RELATIONSHIPS FROM CSM THAT ARE OF PRACTICAL SIGNIFICANCE
this section, we will explore some relationships of practical interest by manipulating the various equations we have derived using CSM. One way of building relationships is to use dimensionless quantities. We learned from CSM that the initial state of the soil strongly infl uences its behavior. So, we will normalize (make dimensionless) stress parameters such as p9y, qp (5 qy), and tf by dividing them by the initial mean effective stress, p9o. We will also use f9cs, wherever possible, as the base for relationships because it is a fundamental soil property. Only compression will be considered, but the relationships will be cast in terms of a generic M value. You can replace M by Me in the derived relationships for soil extension consideration. CSM parameters will be used to build the relationships and then be converted to soil parameters familiar to practicing engineers where necessary. Some of the benefi ts of these relationships are:
1. They impart further insights into the mechanical behavior of soils.
2. They allow us to use a few well-established soil parameters obtained from simple soil tests such as one-dimensional consolidation and triaxial tests to predict soil strength for various field conditions.
3. They provide us with guidance as to what condition (drained or undrained) would likely be critical in analyzing the safety of geosystems.
4. They allow us to convert the shear strength from axisymmetric tests (triaxial) to plane strain tests (direct simple shear).
5. They guide us to the kind of analysis (elastic or elastoplastic) that may be appropriate for geosystems design.
6. They help us to estimate under what conditions a soil would likely exhibit a peak shear stress.
7. They defi ne limits to provide guidance on when a soil will behave in a ductile manner or show discontinuous response.
Relationship Between Normalized Yield (peak) Shear Stress and Critical State Shear Stress Under Triaxial Drained Condition:
Normalizing (making dimensionless) Equation by dividing both sides of it by p'o , we get
Similarly, Equation becomes
For the standard triaxial CD test, no 5 3 and Equation can be written as
Similarly, Equation become
We defi ne a ratio, apcs, to relate the normalized initial yield shear stress to the normalized shear stress at the critical state for triaxial drained test.

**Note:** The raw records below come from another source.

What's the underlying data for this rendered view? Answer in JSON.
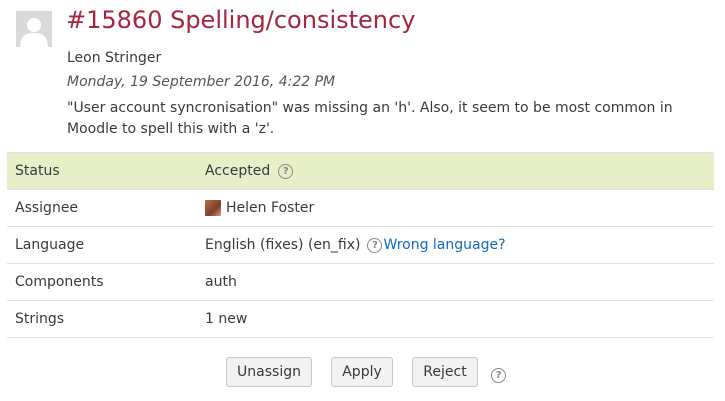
{
  "issue": {
    "title": "#15860 Spelling/consistency",
    "author": "Leon Stringer",
    "date": "Monday, 19 September 2016, 4:22 PM",
    "description": "\"User account syncronisation\" was missing an 'h'. Also, it seem to be most common in Moodle to spell this with a 'z'."
  },
  "details": {
    "status": {
      "label": "Status",
      "value": "Accepted"
    },
    "assignee": {
      "label": "Assignee",
      "value": "Helen Foster"
    },
    "language": {
      "label": "Language",
      "value": "English (fixes) (en_fix)",
      "link": "Wrong language?"
    },
    "components": {
      "label": "Components",
      "value": "auth"
    },
    "strings": {
      "label": "Strings",
      "value": "1 new"
    }
  },
  "actions": {
    "unassign": "Unassign",
    "apply": "Apply",
    "reject": "Reject"
  },
  "icons": {
    "help": "?"
  },
  "colors": {
    "title": "#a4263e",
    "status_row": "#e6efc7",
    "link": "#0f6cbf"
  }
}
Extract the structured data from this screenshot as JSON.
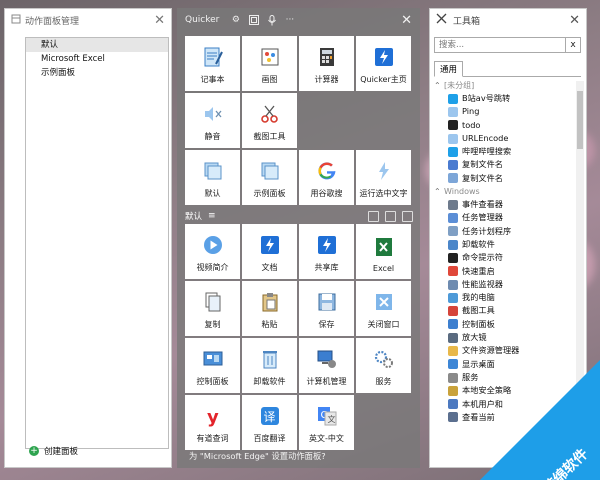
{
  "left_panel": {
    "title": "动作面板管理",
    "items": [
      "默认",
      "Microsoft Excel",
      "示例面板"
    ],
    "add_label": "创建面板"
  },
  "quicker": {
    "title": "Quicker",
    "top_grid": [
      {
        "label": "记事本",
        "icon": "notepad-icon"
      },
      {
        "label": "画图",
        "icon": "paint-icon"
      },
      {
        "label": "计算器",
        "icon": "calculator-icon"
      },
      {
        "label": "Quicker主页",
        "icon": "quicker-lightning-icon"
      },
      {
        "label": "静音",
        "icon": "mute-icon"
      },
      {
        "label": "截图工具",
        "icon": "scissors-icon"
      },
      {
        "label": "",
        "icon": ""
      },
      {
        "label": "",
        "icon": ""
      },
      {
        "label": "默认",
        "icon": "panel-icon"
      },
      {
        "label": "示例面板",
        "icon": "panel-icon"
      },
      {
        "label": "用谷歌搜",
        "icon": "google-icon"
      },
      {
        "label": "运行选中文字",
        "icon": "lightning-icon"
      }
    ],
    "section_title": "默认",
    "bottom_grid": [
      {
        "label": "视频简介",
        "icon": "play-icon"
      },
      {
        "label": "文档",
        "icon": "quicker-lightning-icon"
      },
      {
        "label": "共享库",
        "icon": "quicker-lightning-icon"
      },
      {
        "label": "Excel",
        "icon": "excel-icon"
      },
      {
        "label": "复制",
        "icon": "copy-icon"
      },
      {
        "label": "粘贴",
        "icon": "paste-icon"
      },
      {
        "label": "保存",
        "icon": "save-icon"
      },
      {
        "label": "关闭窗口",
        "icon": "close-window-icon"
      },
      {
        "label": "控制面板",
        "icon": "control-panel-icon"
      },
      {
        "label": "卸载软件",
        "icon": "recycle-icon"
      },
      {
        "label": "计算机管理",
        "icon": "computer-manage-icon"
      },
      {
        "label": "服务",
        "icon": "gears-icon"
      },
      {
        "label": "有道查词",
        "icon": "youdao-icon"
      },
      {
        "label": "百度翻译",
        "icon": "baidu-translate-icon"
      },
      {
        "label": "英文-中文",
        "icon": "google-translate-icon"
      },
      {
        "label": "",
        "icon": ""
      }
    ],
    "footer_text": "为 \"Microsoft Edge\" 设置动作面板?"
  },
  "toolbox": {
    "title": "工具箱",
    "search_placeholder": "搜索...",
    "clear_label": "x",
    "tab_label": "通用",
    "groups": [
      {
        "name": "[未分组]",
        "items": [
          {
            "label": "B站av号跳转",
            "color": "#1ea0e8"
          },
          {
            "label": "Ping",
            "color": "#9cc6ee"
          },
          {
            "label": "todo",
            "color": "#222222"
          },
          {
            "label": "URLEncode",
            "color": "#9cc6ee"
          },
          {
            "label": "哔哩哔哩搜索",
            "color": "#1ea0e8"
          },
          {
            "label": "复制文件名",
            "color": "#4a7bd0"
          },
          {
            "label": "复制文件名",
            "color": "#7da6d8"
          }
        ]
      },
      {
        "name": "Windows",
        "items": [
          {
            "label": "事件查看器",
            "color": "#6d7a8c"
          },
          {
            "label": "任务管理器",
            "color": "#5b8ed6"
          },
          {
            "label": "任务计划程序",
            "color": "#7f9fc4"
          },
          {
            "label": "卸载软件",
            "color": "#4b86c9"
          },
          {
            "label": "命令提示符",
            "color": "#222222"
          },
          {
            "label": "快速重启",
            "color": "#e0483a"
          },
          {
            "label": "性能监视器",
            "color": "#6e8bb0"
          },
          {
            "label": "我的电脑",
            "color": "#4e9ad8"
          },
          {
            "label": "截图工具",
            "color": "#d5443a"
          },
          {
            "label": "控制面板",
            "color": "#3d7fcf"
          },
          {
            "label": "放大镜",
            "color": "#5a6b80"
          },
          {
            "label": "文件资源管理器",
            "color": "#e8b84a"
          },
          {
            "label": "显示桌面",
            "color": "#3d86d6"
          },
          {
            "label": "服务",
            "color": "#8a8a8a"
          },
          {
            "label": "本地安全策略",
            "color": "#c9a23b"
          },
          {
            "label": "本机用户和",
            "color": "#4c79c0"
          },
          {
            "label": "查看当前",
            "color": "#5b6f8f"
          }
        ]
      }
    ]
  },
  "watermark": {
    "text": "游绵软件"
  }
}
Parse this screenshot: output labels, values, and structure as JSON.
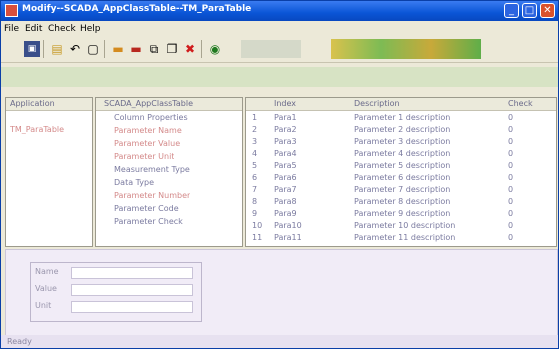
{
  "window": {
    "title": "Modify--SCADA_AppClassTable--TM_ParaTable",
    "colors": {
      "titlebar": "#0a55d6",
      "window_bg": "#ece9d8"
    }
  },
  "menu": [
    "File",
    "Edit",
    "Check",
    "Help"
  ],
  "toolbar": {
    "buttons": [
      "save-icon",
      "open-icon",
      "undo-icon",
      "new-icon",
      "insert-row-icon",
      "delete-row-icon",
      "copy-icon",
      "paste-icon",
      "delete-icon",
      "help-icon"
    ]
  },
  "left_pane": {
    "header": "Application",
    "item": "TM_ParaTable"
  },
  "mid_pane": {
    "header": "SCADA_AppClassTable",
    "rows": [
      "Column Properties",
      "Parameter Name",
      "Parameter Value",
      "Parameter Unit",
      "Measurement Type",
      "Data Type",
      "Parameter Number",
      "Parameter Code",
      "Parameter Check"
    ]
  },
  "right_pane": {
    "headers": [
      "Index",
      "Description",
      "Check"
    ],
    "rows": [
      {
        "index": "1",
        "name": "Para1",
        "desc": "Parameter 1 description",
        "check": "0"
      },
      {
        "index": "2",
        "name": "Para2",
        "desc": "Parameter 2 description",
        "check": "0"
      },
      {
        "index": "3",
        "name": "Para3",
        "desc": "Parameter 3 description",
        "check": "0"
      },
      {
        "index": "4",
        "name": "Para4",
        "desc": "Parameter 4 description",
        "check": "0"
      },
      {
        "index": "5",
        "name": "Para5",
        "desc": "Parameter 5 description",
        "check": "0"
      },
      {
        "index": "6",
        "name": "Para6",
        "desc": "Parameter 6 description",
        "check": "0"
      },
      {
        "index": "7",
        "name": "Para7",
        "desc": "Parameter 7 description",
        "check": "0"
      },
      {
        "index": "8",
        "name": "Para8",
        "desc": "Parameter 8 description",
        "check": "0"
      },
      {
        "index": "9",
        "name": "Para9",
        "desc": "Parameter 9 description",
        "check": "0"
      },
      {
        "index": "10",
        "name": "Para10",
        "desc": "Parameter 10 description",
        "check": "0"
      },
      {
        "index": "11",
        "name": "Para11",
        "desc": "Parameter 11 description",
        "check": "0"
      }
    ]
  },
  "bottom": {
    "fields": [
      "Name",
      "Value",
      "Unit"
    ]
  },
  "status": {
    "text": "Ready"
  }
}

Thus,
For triaxial compression, M is given by Equation and by substitution in Equation we get